Republican voters in those states, including Trump supporters, should be outraged that they’ll have absolutely no say in selecting their party’s presidential nominee. The arrogance displayed by state party leaders is astounding. What they’re really saying is, “We know better than the voters what’s good for them. Their voice really doesn’t matter.”
It’s also a cowardly act and begs the question. What exactly is President Trump and the party’s hierarchy really afraid of?
Even Richard Nixon, whose presidency ended in disgrace two years later, never tried to convince the Republican Party to cancel any of its primaries when he was challenged from both the left and right for his own party’s nomination in 1972.
Nixon, who was as politically paranoid as anyone — well, almost anyone — never felt seriously threatened by the antiwar candidacy of Rep. Paul N. McCloskey of California or by the conservative challenge launched by Rep. John M. Ashbrook of Ohio.
McCloskey, who dropped out of the race after polling nearly 20 percent of the vote in the first-in-the-nation New Hampshire primary on March 7th, and Ashbrook, who undauntedly remained in the race until the bitter end — polling 224,922 votes, or close to 10 percent, against Nixon in the delegate-rich California primary in June — appeared on the ballot against the incumbent President in a majority of the twenty Republican primaries held that year. McCloskey appeared on the ballot in eleven primaries while Ashbrook ran in ten states, actively campaigning in several of them.
Ignoring his primary challengers, Nixon went on to win the general election with a staggering 60.7 percent of the vote nationally.
Again, it begs the question. What exactly is President Trump afraid of?

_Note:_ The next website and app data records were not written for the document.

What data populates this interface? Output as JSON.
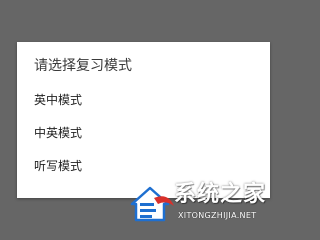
{
  "dialog": {
    "title": "请选择复习模式",
    "options": [
      {
        "label": "英中模式"
      },
      {
        "label": "中英模式"
      },
      {
        "label": "听写模式"
      }
    ]
  },
  "watermark": {
    "brand": "系统之家",
    "url": "XITONGZHIJIA.NET",
    "icon": "system-logo-icon"
  },
  "colors": {
    "backdrop": "#666666",
    "dialog_bg": "#ffffff",
    "title_text": "#3a3a3a",
    "option_text": "#222222",
    "logo_blue": "#1e6fd0",
    "logo_red": "#d9302b"
  }
}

Rocky De La Fuente is a successful California real estate developer and businessman challenging President Trump for the Republican presidential nomination. He was the Reform Party’s candidate for President in 2016.